(Dataset rows describing interfaces)
┄┄┄┄┄┄

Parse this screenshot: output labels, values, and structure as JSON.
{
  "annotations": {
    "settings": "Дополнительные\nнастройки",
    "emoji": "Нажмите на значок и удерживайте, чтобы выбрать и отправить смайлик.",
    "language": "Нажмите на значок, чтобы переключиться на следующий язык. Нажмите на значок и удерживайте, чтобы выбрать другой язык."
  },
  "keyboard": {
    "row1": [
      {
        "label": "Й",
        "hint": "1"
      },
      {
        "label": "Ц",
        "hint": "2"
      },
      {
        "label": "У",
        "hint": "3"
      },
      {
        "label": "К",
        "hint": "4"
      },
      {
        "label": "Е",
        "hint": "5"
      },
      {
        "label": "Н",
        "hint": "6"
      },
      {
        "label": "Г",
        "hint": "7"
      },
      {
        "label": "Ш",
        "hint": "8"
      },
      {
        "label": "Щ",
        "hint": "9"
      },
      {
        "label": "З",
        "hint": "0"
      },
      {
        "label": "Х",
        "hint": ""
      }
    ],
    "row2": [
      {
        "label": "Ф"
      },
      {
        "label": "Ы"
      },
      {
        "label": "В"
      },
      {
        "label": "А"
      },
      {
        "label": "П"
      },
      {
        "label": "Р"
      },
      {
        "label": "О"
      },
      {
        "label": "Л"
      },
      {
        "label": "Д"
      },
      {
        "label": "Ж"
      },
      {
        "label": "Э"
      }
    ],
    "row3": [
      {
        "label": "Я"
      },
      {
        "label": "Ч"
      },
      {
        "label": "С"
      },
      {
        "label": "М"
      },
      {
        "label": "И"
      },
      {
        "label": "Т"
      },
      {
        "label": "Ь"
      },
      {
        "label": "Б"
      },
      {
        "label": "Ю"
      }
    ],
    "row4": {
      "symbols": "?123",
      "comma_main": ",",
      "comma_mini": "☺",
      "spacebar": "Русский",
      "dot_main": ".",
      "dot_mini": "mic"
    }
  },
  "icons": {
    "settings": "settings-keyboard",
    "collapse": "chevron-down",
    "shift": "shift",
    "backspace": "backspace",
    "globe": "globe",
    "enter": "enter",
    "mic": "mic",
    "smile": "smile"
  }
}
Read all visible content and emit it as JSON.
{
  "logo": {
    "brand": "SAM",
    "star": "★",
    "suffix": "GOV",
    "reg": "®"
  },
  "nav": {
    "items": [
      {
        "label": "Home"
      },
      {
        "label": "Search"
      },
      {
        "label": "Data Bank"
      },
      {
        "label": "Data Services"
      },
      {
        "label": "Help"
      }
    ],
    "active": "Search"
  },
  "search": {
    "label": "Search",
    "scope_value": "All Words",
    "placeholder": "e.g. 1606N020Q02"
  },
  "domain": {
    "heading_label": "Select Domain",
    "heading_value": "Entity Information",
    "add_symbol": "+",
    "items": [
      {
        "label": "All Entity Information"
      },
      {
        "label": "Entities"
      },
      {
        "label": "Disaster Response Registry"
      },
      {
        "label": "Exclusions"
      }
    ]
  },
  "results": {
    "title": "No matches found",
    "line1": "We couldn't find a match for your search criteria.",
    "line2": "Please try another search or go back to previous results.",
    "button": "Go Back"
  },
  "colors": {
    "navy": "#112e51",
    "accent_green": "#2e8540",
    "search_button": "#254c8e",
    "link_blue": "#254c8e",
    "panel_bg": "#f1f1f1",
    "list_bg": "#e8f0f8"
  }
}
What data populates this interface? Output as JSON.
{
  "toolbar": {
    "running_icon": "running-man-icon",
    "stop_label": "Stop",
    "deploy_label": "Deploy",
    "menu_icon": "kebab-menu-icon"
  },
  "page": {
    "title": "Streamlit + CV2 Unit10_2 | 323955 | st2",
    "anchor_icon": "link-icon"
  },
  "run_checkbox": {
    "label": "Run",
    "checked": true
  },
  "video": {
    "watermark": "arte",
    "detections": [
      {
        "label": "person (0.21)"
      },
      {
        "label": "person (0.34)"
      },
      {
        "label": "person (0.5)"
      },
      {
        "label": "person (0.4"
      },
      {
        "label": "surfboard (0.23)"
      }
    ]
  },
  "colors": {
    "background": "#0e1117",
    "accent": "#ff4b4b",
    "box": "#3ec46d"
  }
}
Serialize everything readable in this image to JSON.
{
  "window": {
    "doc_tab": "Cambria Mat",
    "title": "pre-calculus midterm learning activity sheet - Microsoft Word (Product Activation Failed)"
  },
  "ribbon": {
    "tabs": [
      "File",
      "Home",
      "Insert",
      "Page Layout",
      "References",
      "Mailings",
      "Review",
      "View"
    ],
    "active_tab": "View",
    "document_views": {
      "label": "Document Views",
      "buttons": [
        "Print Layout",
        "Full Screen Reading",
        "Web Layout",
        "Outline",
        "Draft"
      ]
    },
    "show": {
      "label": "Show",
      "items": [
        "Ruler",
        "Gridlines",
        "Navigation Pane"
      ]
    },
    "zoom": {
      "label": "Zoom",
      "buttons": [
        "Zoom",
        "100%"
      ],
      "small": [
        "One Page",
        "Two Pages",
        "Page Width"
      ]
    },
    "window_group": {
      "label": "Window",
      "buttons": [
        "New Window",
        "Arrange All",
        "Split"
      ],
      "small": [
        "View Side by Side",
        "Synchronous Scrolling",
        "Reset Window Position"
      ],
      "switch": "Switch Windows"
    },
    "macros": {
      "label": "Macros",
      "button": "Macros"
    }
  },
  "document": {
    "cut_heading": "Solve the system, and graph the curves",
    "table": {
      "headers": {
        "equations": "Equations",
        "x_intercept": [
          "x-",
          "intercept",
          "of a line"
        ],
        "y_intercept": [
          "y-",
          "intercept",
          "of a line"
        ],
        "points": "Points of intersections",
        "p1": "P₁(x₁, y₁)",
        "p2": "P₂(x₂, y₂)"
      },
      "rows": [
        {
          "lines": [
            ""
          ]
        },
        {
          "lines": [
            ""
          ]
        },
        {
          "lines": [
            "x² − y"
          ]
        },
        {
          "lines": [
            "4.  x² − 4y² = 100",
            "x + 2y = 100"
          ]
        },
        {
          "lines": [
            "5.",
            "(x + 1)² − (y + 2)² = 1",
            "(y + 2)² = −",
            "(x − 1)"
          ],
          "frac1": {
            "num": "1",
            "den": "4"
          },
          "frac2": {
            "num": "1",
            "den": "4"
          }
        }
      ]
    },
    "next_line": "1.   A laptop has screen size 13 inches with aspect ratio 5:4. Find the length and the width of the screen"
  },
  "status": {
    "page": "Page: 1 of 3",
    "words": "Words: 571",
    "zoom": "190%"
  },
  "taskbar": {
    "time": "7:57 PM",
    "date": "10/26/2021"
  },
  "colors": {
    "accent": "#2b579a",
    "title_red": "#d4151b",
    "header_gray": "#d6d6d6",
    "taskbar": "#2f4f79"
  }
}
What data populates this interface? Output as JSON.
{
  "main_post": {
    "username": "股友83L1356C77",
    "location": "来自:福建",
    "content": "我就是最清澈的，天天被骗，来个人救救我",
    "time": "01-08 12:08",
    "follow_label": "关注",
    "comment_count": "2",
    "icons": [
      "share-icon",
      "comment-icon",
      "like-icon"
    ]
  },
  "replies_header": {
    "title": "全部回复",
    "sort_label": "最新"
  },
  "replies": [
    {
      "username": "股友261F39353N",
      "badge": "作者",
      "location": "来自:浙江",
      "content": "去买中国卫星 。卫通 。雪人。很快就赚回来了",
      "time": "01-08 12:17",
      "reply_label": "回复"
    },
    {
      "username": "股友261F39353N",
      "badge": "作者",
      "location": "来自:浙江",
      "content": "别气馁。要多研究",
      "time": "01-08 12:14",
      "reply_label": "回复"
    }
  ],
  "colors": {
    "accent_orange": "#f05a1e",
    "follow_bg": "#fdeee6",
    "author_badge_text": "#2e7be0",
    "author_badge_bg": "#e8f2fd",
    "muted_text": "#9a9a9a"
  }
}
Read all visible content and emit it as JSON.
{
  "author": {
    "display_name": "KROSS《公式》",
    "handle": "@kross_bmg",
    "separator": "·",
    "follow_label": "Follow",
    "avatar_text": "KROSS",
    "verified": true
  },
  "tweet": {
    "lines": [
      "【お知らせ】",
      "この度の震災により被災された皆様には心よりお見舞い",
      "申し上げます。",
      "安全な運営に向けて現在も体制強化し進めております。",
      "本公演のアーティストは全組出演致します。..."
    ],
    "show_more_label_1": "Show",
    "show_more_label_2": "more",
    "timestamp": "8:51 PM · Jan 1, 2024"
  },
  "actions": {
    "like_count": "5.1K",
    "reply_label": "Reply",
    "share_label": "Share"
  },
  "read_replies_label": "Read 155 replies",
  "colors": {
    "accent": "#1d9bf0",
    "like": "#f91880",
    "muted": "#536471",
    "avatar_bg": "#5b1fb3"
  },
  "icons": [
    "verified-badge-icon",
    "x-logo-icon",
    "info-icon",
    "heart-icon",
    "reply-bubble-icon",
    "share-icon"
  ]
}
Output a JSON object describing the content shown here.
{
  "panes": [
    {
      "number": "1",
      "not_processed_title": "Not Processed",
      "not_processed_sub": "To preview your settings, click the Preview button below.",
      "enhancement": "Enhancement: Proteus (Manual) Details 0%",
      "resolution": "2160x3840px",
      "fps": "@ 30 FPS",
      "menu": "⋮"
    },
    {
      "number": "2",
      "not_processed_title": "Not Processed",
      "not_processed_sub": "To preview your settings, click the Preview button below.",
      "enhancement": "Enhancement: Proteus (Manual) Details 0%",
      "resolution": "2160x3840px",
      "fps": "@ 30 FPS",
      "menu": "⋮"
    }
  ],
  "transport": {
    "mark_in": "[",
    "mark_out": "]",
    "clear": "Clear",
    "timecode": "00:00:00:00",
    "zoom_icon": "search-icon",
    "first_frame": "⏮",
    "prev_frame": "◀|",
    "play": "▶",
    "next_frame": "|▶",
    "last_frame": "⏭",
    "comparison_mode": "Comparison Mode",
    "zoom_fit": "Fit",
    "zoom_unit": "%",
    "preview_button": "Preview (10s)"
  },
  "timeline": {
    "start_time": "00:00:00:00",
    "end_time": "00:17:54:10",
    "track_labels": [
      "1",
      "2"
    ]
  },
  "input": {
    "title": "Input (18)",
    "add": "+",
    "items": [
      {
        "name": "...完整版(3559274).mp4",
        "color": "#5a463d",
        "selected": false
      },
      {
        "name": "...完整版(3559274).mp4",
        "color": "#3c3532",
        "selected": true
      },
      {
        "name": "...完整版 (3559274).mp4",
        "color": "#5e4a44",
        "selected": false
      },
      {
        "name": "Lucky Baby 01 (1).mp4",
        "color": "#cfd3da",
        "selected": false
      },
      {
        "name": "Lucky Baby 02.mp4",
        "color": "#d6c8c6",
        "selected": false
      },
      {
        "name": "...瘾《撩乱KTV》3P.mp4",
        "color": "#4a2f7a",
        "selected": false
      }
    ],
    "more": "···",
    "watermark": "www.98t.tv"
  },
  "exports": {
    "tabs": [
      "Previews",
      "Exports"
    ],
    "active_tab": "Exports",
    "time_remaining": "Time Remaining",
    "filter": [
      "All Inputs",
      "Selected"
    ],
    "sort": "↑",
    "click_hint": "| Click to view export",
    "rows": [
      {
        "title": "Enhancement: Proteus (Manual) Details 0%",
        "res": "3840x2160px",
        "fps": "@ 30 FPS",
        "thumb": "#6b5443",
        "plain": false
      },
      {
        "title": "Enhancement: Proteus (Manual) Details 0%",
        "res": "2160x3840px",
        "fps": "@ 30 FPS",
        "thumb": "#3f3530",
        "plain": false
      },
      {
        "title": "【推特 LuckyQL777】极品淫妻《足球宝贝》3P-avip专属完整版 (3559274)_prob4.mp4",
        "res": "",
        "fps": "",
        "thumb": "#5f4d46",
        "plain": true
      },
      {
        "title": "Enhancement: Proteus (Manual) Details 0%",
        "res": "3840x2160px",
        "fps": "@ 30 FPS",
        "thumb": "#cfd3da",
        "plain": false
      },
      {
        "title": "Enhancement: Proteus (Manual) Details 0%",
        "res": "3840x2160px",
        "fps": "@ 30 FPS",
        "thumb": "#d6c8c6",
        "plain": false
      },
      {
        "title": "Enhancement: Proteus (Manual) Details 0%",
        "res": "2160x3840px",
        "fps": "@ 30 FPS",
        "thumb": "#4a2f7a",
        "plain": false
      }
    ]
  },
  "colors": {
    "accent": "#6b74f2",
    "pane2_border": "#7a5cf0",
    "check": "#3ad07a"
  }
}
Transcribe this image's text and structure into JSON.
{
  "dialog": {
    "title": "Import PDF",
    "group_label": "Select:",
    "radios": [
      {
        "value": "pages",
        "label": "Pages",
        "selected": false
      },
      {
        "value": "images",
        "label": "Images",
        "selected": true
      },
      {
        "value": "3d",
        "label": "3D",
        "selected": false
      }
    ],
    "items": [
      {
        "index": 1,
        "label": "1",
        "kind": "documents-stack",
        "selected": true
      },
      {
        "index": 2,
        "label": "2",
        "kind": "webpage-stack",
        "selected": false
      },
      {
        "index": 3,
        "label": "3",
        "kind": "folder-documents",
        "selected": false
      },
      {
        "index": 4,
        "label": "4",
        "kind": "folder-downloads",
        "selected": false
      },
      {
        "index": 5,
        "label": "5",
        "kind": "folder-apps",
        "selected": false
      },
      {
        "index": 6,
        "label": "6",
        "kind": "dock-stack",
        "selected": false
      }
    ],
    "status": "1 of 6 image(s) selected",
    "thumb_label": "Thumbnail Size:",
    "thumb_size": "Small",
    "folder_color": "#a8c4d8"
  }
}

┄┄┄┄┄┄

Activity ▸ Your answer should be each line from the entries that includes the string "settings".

Result ▸
    "settings": "Дополнительные\nнастройки",
    "settings": "settings-keyboard",
      "not_processed_sub": "To preview your settings, click the Preview button below.",
      "not_processed_sub": "To preview your settings, click the Preview button below.",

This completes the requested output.